Circularity and Systems
Non-Linear Thinking: Join the discussion
The distinction between linear and non-linear systems is fundamental. It constitutes what is arguably the single most important conceptual development in contemporary sciences with a significant impact on the concept of circularity. Whereas linear systems adhere to the ‘superposition principle’, non-linear systems succumb to no such simple addition of quantities. In the linear system there is a correlation between ‘input’ and ‘output’: the greater the force the greater the change. By contrast, non-linear or complex systems have no such simple (1:1) correlation: small cause can produce great effect, or no effect, or variable effect, etc. This is important if we want to avoid the fallacy of (mere) linear causation. Put bluntly, the very attribute ‘non-linear’ is as meaningful as its counterpart in the term ‘non-elephant zoology’. In other words, linearity is very rare, except in (flawed) theory.
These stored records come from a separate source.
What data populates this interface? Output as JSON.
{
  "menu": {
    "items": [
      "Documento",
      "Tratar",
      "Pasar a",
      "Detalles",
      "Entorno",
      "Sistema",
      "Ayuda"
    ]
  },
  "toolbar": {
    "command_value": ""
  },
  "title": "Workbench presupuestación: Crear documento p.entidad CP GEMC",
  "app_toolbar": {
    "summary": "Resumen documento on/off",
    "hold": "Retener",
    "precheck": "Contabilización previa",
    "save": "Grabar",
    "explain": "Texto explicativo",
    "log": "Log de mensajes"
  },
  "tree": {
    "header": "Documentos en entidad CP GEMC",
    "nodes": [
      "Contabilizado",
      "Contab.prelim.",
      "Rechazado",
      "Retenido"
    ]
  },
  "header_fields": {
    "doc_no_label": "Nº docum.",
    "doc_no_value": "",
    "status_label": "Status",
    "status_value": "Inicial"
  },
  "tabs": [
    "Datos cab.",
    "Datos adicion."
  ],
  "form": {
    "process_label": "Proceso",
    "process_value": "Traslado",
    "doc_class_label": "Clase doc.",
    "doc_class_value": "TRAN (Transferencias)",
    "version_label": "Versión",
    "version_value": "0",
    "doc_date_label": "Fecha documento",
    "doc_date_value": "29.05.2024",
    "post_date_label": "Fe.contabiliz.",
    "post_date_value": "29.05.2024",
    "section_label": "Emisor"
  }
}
Unfortunately, the contemporary indoctrination into linear causality is so strong that it continues to exercise a fatal attraction for much of contemporary thought. The question is how to resist it in order to fully realise the implications of nested sets of relations which entail reciprocal determination, emergent processes, unpredictable co-evolutions, and seemingly paradoxical entanglement of convergent and divergent processes?